[EXERCISE]
Would you return the material below exactly, with no line left out?

[DATA UNDER STUDY]
BEGIN
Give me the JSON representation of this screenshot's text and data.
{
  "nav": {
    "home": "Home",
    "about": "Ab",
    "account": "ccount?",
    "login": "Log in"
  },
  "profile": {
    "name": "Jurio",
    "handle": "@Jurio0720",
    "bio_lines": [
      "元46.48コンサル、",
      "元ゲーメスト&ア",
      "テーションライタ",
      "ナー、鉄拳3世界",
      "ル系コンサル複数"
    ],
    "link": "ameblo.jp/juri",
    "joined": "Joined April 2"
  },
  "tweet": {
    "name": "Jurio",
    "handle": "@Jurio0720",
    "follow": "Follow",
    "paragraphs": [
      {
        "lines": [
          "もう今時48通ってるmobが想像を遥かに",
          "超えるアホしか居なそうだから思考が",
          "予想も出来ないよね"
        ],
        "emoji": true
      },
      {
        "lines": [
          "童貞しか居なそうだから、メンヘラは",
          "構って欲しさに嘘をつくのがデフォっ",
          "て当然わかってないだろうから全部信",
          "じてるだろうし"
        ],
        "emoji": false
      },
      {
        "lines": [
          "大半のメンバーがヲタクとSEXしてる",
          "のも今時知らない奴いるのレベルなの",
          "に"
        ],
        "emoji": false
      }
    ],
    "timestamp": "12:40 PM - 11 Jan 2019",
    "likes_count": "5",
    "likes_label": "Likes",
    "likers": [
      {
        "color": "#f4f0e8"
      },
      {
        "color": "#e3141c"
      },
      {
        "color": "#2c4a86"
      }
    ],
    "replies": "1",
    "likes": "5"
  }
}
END
[ANSWER SPACE]
Give me the JSON representation of this screenshot's text and data.
{
  "nav": {
    "home": "Home",
    "about": "Ab",
    "account": "ccount?",
    "login": "Log in"
  },
  "profile": {
    "name": "Jurio",
    "handle": "@Jurio0720",
    "bio_lines": [
      "元46.48コンサル、",
      "元ゲーメスト&ア",
      "テーションライタ",
      "ナー、鉄拳3世界",
      "ル系コンサル複数"
    ],
    "link": "ameblo.jp/juri",
    "joined": "Joined April 2"
  },
  "tweet": {
    "name": "Jurio",
    "handle": "@Jurio0720",
    "follow": "Follow",
    "paragraphs": [
      {
        "lines": [
          "もう今時48通ってるmobが想像を遥かに",
          "超えるアホしか居なそうだから思考が",
          "予想も出来ないよね"
        ],
        "emoji": true
      },
      {
        "lines": [
          "童貞しか居なそうだから、メンヘラは",
          "構って欲しさに嘘をつくのがデフォっ",
          "て当然わかってないだろうから全部信",
          "じてるだろうし"
        ],
        "emoji": false
      },
      {
        "lines": [
          "大半のメンバーがヲタクとSEXしてる",
          "のも今時知らない奴いるのレベルなの",
          "に"
        ],
        "emoji": false
      }
    ],
    "timestamp": "12:40 PM - 11 Jan 2019",
    "likes_count": "5",
    "likes_label": "Likes",
    "likers": [
      {
        "color": "#f4f0e8"
      },
      {
        "color": "#e3141c"
      },
      {
        "color": "#2c4a86"
      }
    ],
    "replies": "1",
    "likes": "5"
  }
}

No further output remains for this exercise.